> [What needs to be done]:
In the data below, find every line with the word "title" and copy it out.

··· Available records ···

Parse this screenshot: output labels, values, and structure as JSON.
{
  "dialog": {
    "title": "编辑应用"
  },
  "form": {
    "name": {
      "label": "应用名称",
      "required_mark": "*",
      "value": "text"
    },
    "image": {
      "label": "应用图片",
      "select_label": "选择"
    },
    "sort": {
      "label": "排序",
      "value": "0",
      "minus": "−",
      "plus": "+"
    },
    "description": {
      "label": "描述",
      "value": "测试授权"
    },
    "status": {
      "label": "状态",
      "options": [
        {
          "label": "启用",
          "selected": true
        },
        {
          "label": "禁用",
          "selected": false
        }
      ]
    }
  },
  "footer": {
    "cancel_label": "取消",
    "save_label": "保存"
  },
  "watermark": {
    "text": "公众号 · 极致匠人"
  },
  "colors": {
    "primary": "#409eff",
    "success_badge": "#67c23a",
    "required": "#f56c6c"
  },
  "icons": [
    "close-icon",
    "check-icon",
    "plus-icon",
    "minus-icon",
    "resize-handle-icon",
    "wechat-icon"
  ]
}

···
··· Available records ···

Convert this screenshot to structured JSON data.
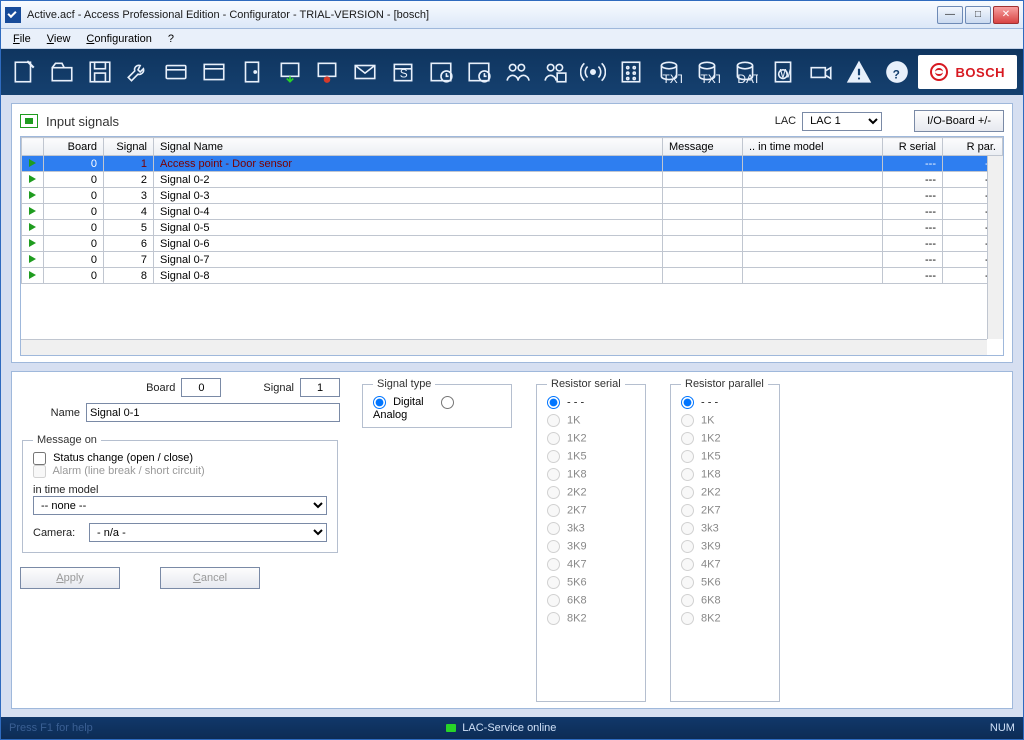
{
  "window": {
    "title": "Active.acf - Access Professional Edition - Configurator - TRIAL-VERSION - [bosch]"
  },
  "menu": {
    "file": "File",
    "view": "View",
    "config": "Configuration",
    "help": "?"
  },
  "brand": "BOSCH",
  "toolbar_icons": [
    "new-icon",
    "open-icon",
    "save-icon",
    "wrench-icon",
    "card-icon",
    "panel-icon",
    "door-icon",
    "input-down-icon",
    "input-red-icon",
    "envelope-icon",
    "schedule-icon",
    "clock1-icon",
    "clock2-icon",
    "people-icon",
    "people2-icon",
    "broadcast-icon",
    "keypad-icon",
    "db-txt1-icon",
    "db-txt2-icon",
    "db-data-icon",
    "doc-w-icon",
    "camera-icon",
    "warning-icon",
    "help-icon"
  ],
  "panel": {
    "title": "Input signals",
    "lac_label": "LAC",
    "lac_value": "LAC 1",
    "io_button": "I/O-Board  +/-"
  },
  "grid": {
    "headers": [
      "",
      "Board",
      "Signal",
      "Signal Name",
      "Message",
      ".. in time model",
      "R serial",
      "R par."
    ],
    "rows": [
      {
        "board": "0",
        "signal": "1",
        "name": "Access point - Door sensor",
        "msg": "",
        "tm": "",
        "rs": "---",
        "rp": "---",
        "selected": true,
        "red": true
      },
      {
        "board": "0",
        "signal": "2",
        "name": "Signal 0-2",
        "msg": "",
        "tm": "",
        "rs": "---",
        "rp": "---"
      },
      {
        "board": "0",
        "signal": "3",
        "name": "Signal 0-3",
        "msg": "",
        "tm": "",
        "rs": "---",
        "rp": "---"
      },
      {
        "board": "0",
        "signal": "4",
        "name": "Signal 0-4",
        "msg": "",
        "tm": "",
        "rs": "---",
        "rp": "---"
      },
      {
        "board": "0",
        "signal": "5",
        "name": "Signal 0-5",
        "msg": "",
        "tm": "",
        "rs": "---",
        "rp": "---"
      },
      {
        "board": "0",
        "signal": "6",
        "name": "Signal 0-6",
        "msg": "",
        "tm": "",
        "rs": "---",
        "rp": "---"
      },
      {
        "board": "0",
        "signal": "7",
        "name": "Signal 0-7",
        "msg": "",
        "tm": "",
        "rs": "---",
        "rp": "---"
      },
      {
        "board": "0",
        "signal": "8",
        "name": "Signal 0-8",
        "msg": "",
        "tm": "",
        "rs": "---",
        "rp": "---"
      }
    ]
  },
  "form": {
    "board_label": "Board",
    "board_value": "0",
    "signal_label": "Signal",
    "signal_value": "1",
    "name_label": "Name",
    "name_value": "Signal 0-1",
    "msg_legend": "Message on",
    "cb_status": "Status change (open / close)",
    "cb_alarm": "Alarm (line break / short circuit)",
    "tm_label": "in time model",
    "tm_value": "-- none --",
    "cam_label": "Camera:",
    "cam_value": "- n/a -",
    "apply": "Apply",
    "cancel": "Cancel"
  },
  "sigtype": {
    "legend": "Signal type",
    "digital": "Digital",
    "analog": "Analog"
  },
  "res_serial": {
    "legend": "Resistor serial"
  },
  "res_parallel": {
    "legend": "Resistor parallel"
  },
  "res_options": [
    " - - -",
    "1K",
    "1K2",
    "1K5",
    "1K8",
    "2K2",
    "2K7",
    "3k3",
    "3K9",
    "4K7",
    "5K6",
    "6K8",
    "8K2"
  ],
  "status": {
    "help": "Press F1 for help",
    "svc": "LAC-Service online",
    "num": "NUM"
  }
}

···

> [Written solution]:
    "title": "编辑应用"
    "title": "Active.acf - Access Professional Edition - Configurator - TRIAL-VERSION - [bosch]"
    "title": "Input signals",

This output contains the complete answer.